Would even the Katrina story have gotten the sustained attention it did without the widely perceived incompetence of the response, personified in Mr. Brown and eventually Mr. Bush? Coverage was given another boost by recognizing the real culprit was a poorly constructed levee system rather than the hurricane. The media tends to focus on human causation. If it can be traced to an individual human, so much the better.
It is, however, worth noting that as of Wednesday the less news-worthy natural disaster had claimed 29 lives and done an estimated “tens of billions of dollars” of damage. Meanwhile the intentional attack – at the top of the news – had failed and the suspected perpetrator was captured. The potential consequences of the oil spill remain grim, but not yet fully realized.
Natural hazards have — so far in history — been the principal source of death, injury, and destruction, even exceeding the toll of increasingly efficient international warfare and murderous governments. (See LiveScience list of world’s worst natural disasters and top 10 US disasters.) Compared to many accidents and, especially, to lone-wolf terrorists, the threat, vulnerability, and consequences related to most natural disasters can be more easily recognized and mitigated.
It is often possible — and beneficial — to integrate prevention, protection, mitigation, response and recovery efforts across the categories. In addition to threat-specific counter-measures, we can apply a strategy of resilience to a range of risks. But to do this we must be self-aware of — and correct for — a certain obsessive compulsive tendency to give greater weight to what is new and different and an inclination to reduce the issue to who we can blame.
For further consideration:
The Role of Perceived Control in Coping with Disaster (Journal of Social and Clinical Psychology)
Building Resilient Communities: Tools for Assessment (Project on Resilience and Security, Syracuse University)
Acting Intentionally and the Side-Effect Effect (Psychological Science)
Deontological Ethics (Stanford Encyclopedia of Philosophy)

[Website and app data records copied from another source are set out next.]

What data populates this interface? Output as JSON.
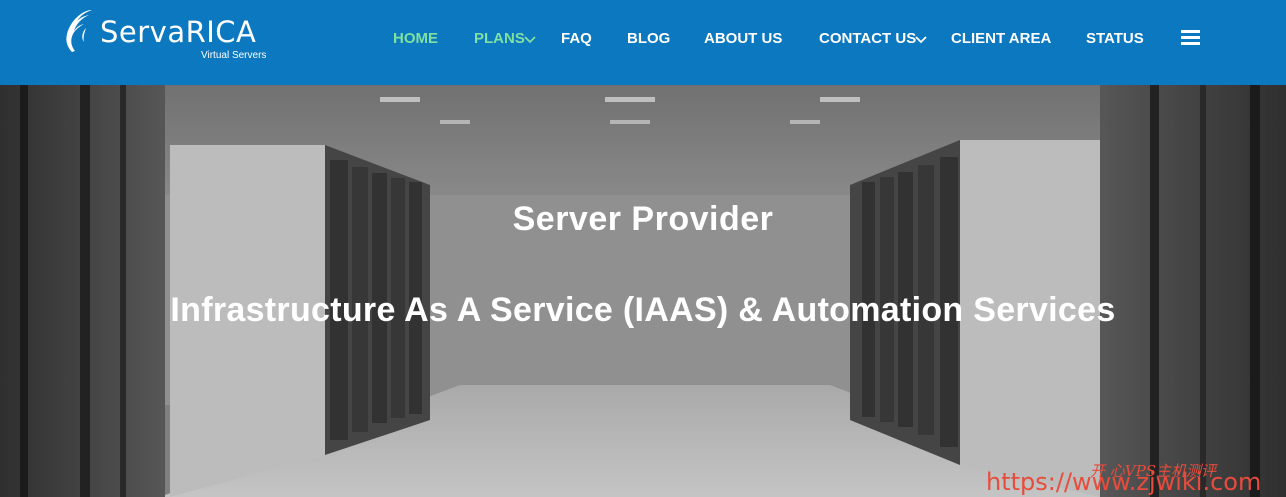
{
  "brand": {
    "name": "ServaRICA",
    "tagline": "Virtual Servers"
  },
  "nav": {
    "items": [
      {
        "label": "HOME",
        "active": true
      },
      {
        "label": "PLANS",
        "active": true,
        "dropdown": true
      },
      {
        "label": "FAQ"
      },
      {
        "label": "BLOG"
      },
      {
        "label": "ABOUT US"
      },
      {
        "label": "CONTACT US",
        "dropdown": true
      },
      {
        "label": "CLIENT AREA"
      },
      {
        "label": "STATUS"
      }
    ],
    "menu_icon": "hamburger-menu-icon"
  },
  "hero": {
    "title": "Server Provider",
    "subtitle": "Infrastructure As A Service (IAAS) & Automation Services"
  },
  "watermark": {
    "url": "https://www.zjwiki.com",
    "cn": "开 心VPS主机测评"
  },
  "colors": {
    "navbar": "#0b78c0",
    "active_nav": "#7fe0a0",
    "watermark": "#e74c3c"
  }
}
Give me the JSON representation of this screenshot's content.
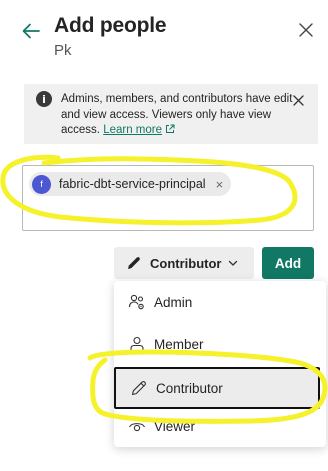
{
  "dialog": {
    "title": "Add people",
    "subtitle": "Pk",
    "back_icon": "arrow-left-icon",
    "close_icon": "close-icon"
  },
  "info": {
    "text": "Admins, members, and contributors have edit and view access. Viewers only have view access.",
    "link": "Learn more",
    "icon": "info-icon"
  },
  "people": {
    "chips": [
      {
        "initial": "f",
        "label": "fabric-dbt-service-principal",
        "remove": "×"
      }
    ]
  },
  "role_button": {
    "label": "Contributor",
    "icon": "pencil-icon"
  },
  "add_button": {
    "label": "Add"
  },
  "role_menu": {
    "items": [
      {
        "label": "Admin",
        "icon": "admin-people-icon"
      },
      {
        "label": "Member",
        "icon": "person-icon"
      },
      {
        "label": "Contributor",
        "icon": "pencil-icon",
        "selected": true
      },
      {
        "label": "Viewer",
        "icon": "eye-icon"
      }
    ]
  },
  "colors": {
    "accent": "#117865",
    "highlight": "#f5f12a",
    "avatar": "#4b57d3"
  }
}
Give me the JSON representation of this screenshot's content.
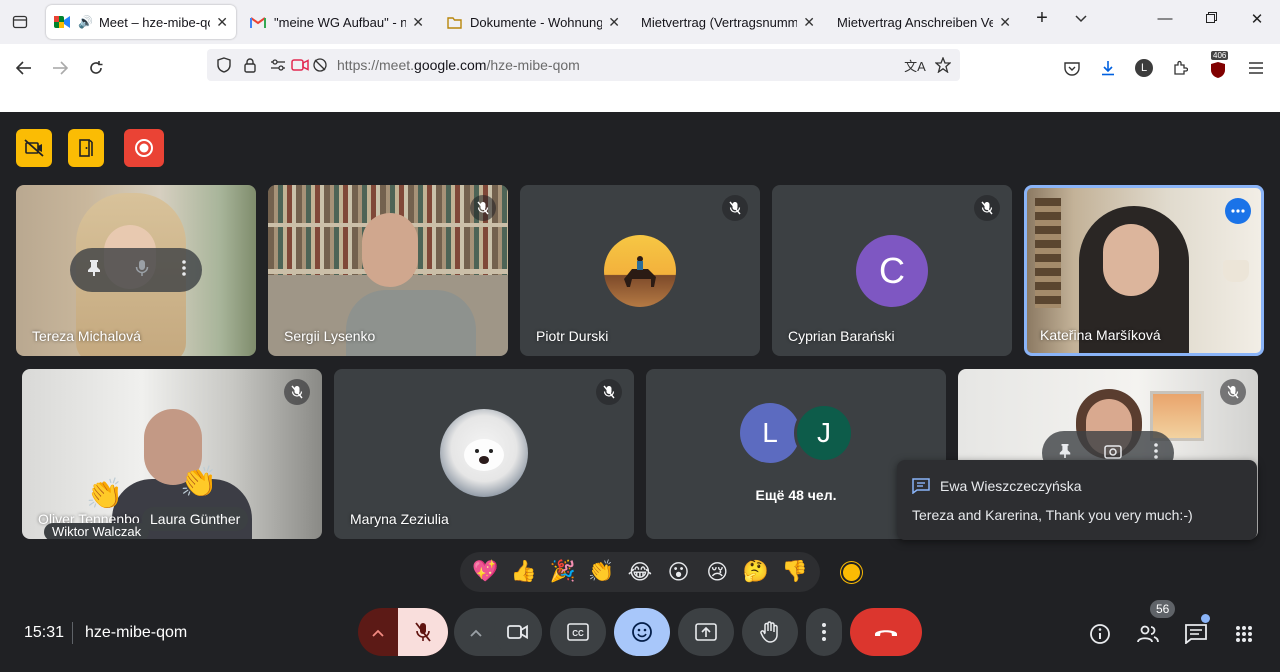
{
  "browser": {
    "tabs": [
      {
        "title": "Meet – hze-mibe-qom",
        "favicon": "meet-icon",
        "active": true
      },
      {
        "title": "\"meine WG Aufbau\" - neu",
        "favicon": "gmail-icon"
      },
      {
        "title": "Dokumente - Wohnungsg",
        "favicon": "folder-icon"
      },
      {
        "title": "Mietvertrag (Vertragsnummer",
        "favicon": ""
      },
      {
        "title": "Mietvertrag Anschreiben Verse",
        "favicon": ""
      }
    ],
    "url_prefix": "https://meet.",
    "url_domain": "google.com",
    "url_path": "/hze-mibe-qom",
    "profile_initial": "L",
    "extension_badge": "406"
  },
  "meeting": {
    "participants_row1": [
      {
        "name": "Tereza Michalová",
        "muted": false
      },
      {
        "name": "Sergii Lysenko",
        "muted": true
      },
      {
        "name": "Piotr Durski",
        "muted": true
      },
      {
        "name": "Cyprian Barański",
        "muted": true,
        "initial": "C",
        "color": "#7e57c2"
      },
      {
        "name": "Kateřina Maršíková",
        "muted": false,
        "active_speaker": true
      }
    ],
    "participants_row2": [
      {
        "name": "Oliver Tennenbo",
        "muted": true
      },
      {
        "name": "Maryna Zeziulia",
        "muted": true
      },
      {
        "name": "Ещё 48 чел.",
        "initials": [
          "L",
          "J"
        ]
      },
      {
        "name": "Ewa Wieszczeczyńska",
        "muted": true
      }
    ],
    "hand_raised": [
      "Laura Günther",
      "Wiktor Walczak"
    ],
    "chat": {
      "sender": "Ewa Wieszczeczyńska",
      "message": "Tereza and Karerina, Thank you very much:-)"
    },
    "reactions": [
      "💖",
      "👍",
      "🎉",
      "👏",
      "😂",
      "😮",
      "😢",
      "🤔",
      "👎"
    ],
    "time": "15:31",
    "meeting_code": "hze-mibe-qom",
    "participants_count": "56",
    "colors": {
      "accent": "#8ab4f8",
      "end_call": "#ea4335",
      "mic_off": "#f9dedc",
      "yellow": "#fbbc04"
    }
  }
}
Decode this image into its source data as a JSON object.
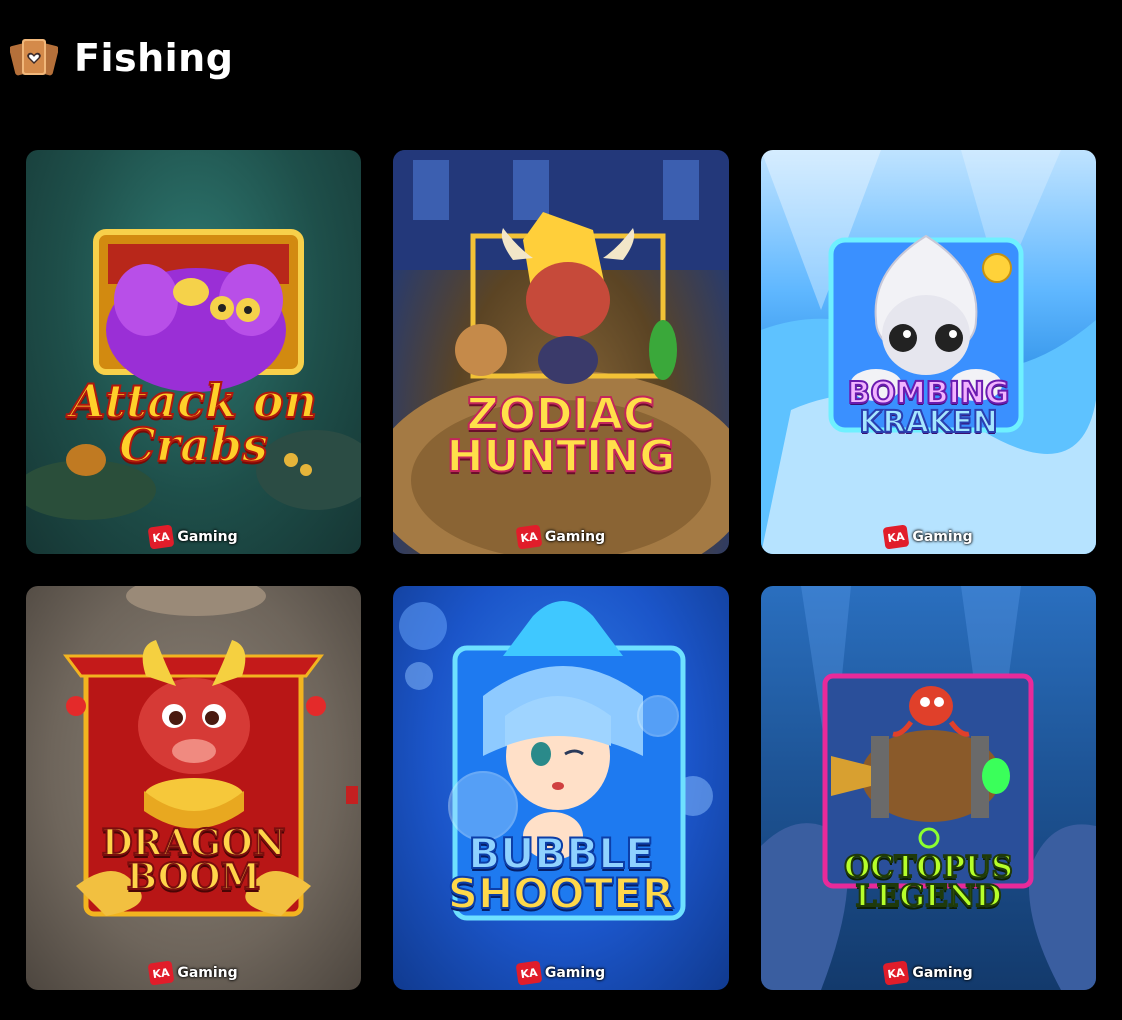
{
  "section": {
    "title": "Fishing",
    "icon": "playing-cards-icon"
  },
  "games": [
    {
      "title_line1": "Attack on",
      "title_line2": "Crabs",
      "provider": "Gaming",
      "provider_badge": "KA"
    },
    {
      "title_line1": "ZODIAC",
      "title_line2": "HUNTING",
      "provider": "Gaming",
      "provider_badge": "KA"
    },
    {
      "title_line1": "BOMBING",
      "title_line2": "KRAKEN",
      "provider": "Gaming",
      "provider_badge": "KA"
    },
    {
      "title_line1": "DRAGON",
      "title_line2": "BOOM",
      "provider": "Gaming",
      "provider_badge": "KA"
    },
    {
      "title_line1": "BUBBLE",
      "title_line2": "SHOOTER",
      "provider": "Gaming",
      "provider_badge": "KA"
    },
    {
      "title_line1": "OCTOPUS",
      "title_line2": "LEGEND",
      "provider": "Gaming",
      "provider_badge": "KA"
    }
  ],
  "colors": {
    "background": "#000000",
    "header_text": "#ffffff",
    "provider_red": "#e11d2a"
  }
}
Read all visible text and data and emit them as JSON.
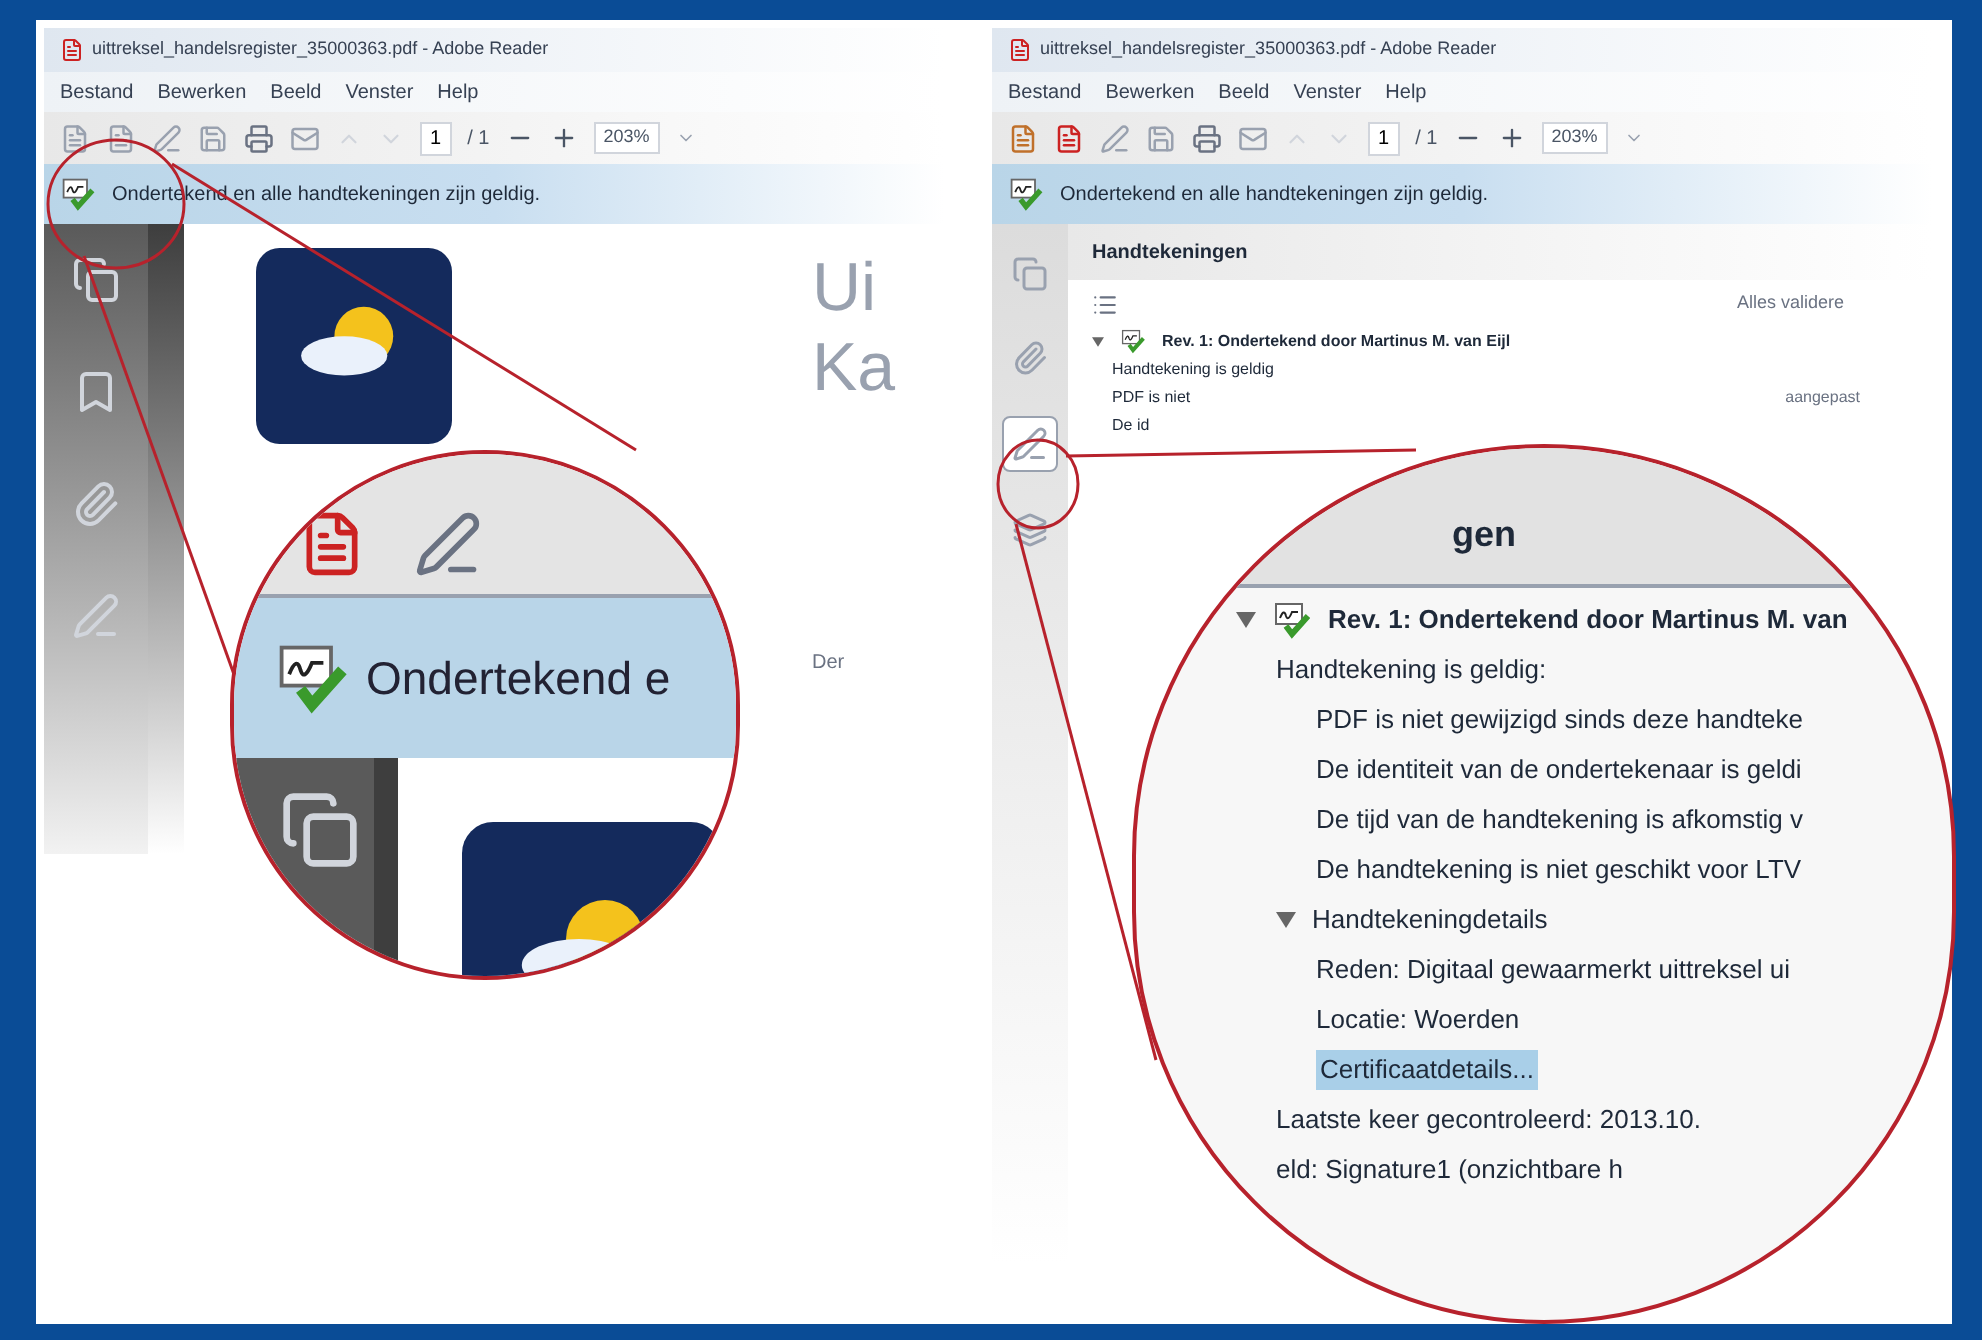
{
  "left_window": {
    "title": "uittreksel_handelsregister_35000363.pdf - Adobe Reader",
    "menu": [
      "Bestand",
      "Bewerken",
      "Beeld",
      "Venster",
      "Help"
    ],
    "toolbar": {
      "page": "1",
      "page_count": "/ 1",
      "zoom": "203%"
    },
    "signature_bar": "Ondertekend en alle handtekeningen zijn geldig.",
    "document": {
      "heading_lines": [
        "Ui",
        "Ka"
      ],
      "text": "Der"
    }
  },
  "left_magnifier": {
    "signature_bar": "Ondertekend e"
  },
  "right_window": {
    "title": "uittreksel_handelsregister_35000363.pdf - Adobe Reader",
    "menu": [
      "Bestand",
      "Bewerken",
      "Beeld",
      "Venster",
      "Help"
    ],
    "toolbar": {
      "page": "1",
      "page_count": "/ 1",
      "zoom": "203%"
    },
    "signature_bar": "Ondertekend en alle handtekeningen zijn geldig.",
    "sidebar": [
      {
        "kind": "pages",
        "selected": false
      },
      {
        "kind": "attachments",
        "selected": false
      },
      {
        "kind": "signatures",
        "selected": true
      },
      {
        "kind": "layers",
        "selected": false
      }
    ],
    "signatures_panel": {
      "title": "Handtekeningen",
      "validate_all": "Alles validere",
      "tree": [
        {
          "label": "Rev. 1: Ondertekend door Martinus M. van Eijl",
          "expanded": true,
          "children": [
            {
              "label": "Handtekening is geldig"
            },
            {
              "label": "PDF is niet",
              "note": "aangepast"
            },
            {
              "label": "De id"
            }
          ]
        }
      ]
    }
  },
  "right_magnifier": {
    "header": "gen",
    "tree": [
      {
        "label": "Rev. 1: Ondertekend door Martinus M. van",
        "expanded": true,
        "children": [
          {
            "label": "Handtekening is geldig:",
            "children": [
              {
                "label": "PDF is niet gewijzigd sinds deze handteke"
              },
              {
                "label": "De identiteit van de ondertekenaar is geldi"
              },
              {
                "label": "De tijd van de handtekening is afkomstig v"
              },
              {
                "label": "De handtekening is niet geschikt voor LTV"
              }
            ]
          },
          {
            "label": "Handtekeningdetails",
            "expanded": true,
            "children": [
              {
                "label": "Reden: Digitaal gewaarmerkt uittreksel ui",
                "selected": false
              },
              {
                "label": "Locatie: Woerden",
                "selected": false
              },
              {
                "label": "Certificaatdetails...",
                "selected": true
              }
            ]
          },
          {
            "label": "Laatste keer gecontroleerd: 2013.10."
          },
          {
            "label": "eld: Signature1 (onzichtbare h"
          }
        ]
      }
    ]
  }
}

UPDATE: As of 8:00 AM (eastern) on Thursday the broadcast news cycle seems to be restoring flood coverage to its top-three status. But the depth of attention remains considerably less than that given to the intentional and accidental threats.